Re: Clarification on Alternative Service Connection Failures

On Fri, Sep 29, 2017 at 4:33 PM, Patrick McManus <>

> But pre-Alt-Svc we would never automatically retry an even idempotent
>> request on receipt ​of a 5xx. But I think you're suggesting that it in an
>> Alt-Svc world, that might be something a browser would do?
> you have defeated my plan of not answering the question..


> I don't really know that the alt-svc vs default-svc makes a difference to
> me.. the real question is one of replay risk and that answer seems equally
> opaque in each circumstance because you have no idea what the source of the
> unexpected internal error might be.

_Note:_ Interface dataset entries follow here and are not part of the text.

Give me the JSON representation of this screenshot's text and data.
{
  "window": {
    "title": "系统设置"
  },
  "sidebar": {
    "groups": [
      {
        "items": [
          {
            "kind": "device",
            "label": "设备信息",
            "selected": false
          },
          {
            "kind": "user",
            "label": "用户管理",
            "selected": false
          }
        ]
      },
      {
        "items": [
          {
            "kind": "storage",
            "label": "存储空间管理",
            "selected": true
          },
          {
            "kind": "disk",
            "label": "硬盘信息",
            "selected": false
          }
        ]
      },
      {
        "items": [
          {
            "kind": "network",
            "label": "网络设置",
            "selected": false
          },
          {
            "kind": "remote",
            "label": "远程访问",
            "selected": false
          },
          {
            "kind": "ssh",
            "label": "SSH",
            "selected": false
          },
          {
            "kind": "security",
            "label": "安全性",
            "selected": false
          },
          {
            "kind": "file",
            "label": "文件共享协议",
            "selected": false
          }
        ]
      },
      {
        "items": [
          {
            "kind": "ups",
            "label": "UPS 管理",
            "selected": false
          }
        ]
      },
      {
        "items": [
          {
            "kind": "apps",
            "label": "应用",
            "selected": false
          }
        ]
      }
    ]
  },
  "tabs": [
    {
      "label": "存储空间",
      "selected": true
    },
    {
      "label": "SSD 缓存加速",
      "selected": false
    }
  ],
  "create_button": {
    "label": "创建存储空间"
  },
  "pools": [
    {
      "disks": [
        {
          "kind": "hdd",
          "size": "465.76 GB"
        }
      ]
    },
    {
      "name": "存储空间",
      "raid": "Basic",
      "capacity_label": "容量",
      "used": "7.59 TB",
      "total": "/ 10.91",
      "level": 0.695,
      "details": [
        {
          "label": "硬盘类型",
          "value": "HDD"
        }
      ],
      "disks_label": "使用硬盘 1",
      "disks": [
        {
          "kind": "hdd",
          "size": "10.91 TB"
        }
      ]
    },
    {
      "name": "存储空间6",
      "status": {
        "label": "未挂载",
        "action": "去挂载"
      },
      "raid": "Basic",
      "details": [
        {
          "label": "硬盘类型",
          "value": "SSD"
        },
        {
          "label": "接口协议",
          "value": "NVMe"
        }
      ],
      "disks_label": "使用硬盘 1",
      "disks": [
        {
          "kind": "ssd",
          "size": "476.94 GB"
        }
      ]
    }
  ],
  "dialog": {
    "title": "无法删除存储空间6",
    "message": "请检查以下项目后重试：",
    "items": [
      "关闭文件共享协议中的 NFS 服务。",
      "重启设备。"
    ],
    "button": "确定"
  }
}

​Fair point. I confess, my understanding of Alt-Svc is quite colored by my
experience with QUIC. Since many (~5%, irrc) users do not have UDP
connectivity, when QUIC is a specified Alt-Svc, connection errors are
expected and need to be transparent to the user. Since QUIC has 0-RTT, this
also means that we end up needing to transparently "retry" requests which
were sent on failed 0-RTT connections. So in my mind marking an alternative
server as not working is synonymous with retry, but that doesn't really
need to be the case. And your point about all the alternatives being
semantically equivalent makes me that that perhaps a 5xx should not trigger
a retry, but may well cause us to stop using the alternative.

fwiw 5xx does not actually impact firefox's alt-svc cache today.. but it
> seems like the right change to make.

​Ditto. That reminds me. So when Chrome decides to stop using an
alternative, it marks that alternative as broken for 5 minutes (subject to
exponential backoff). Does Firefox do something similar? (This is, of
course, an artifact of QUIC in which if a user has no UDP connectivity but
the server keeps advertising a QUIC alternative, we wouldn't want to keep
attempting QUIC connections in the background)



Received on Saturday, 30 September 2017 02:44:52 UTC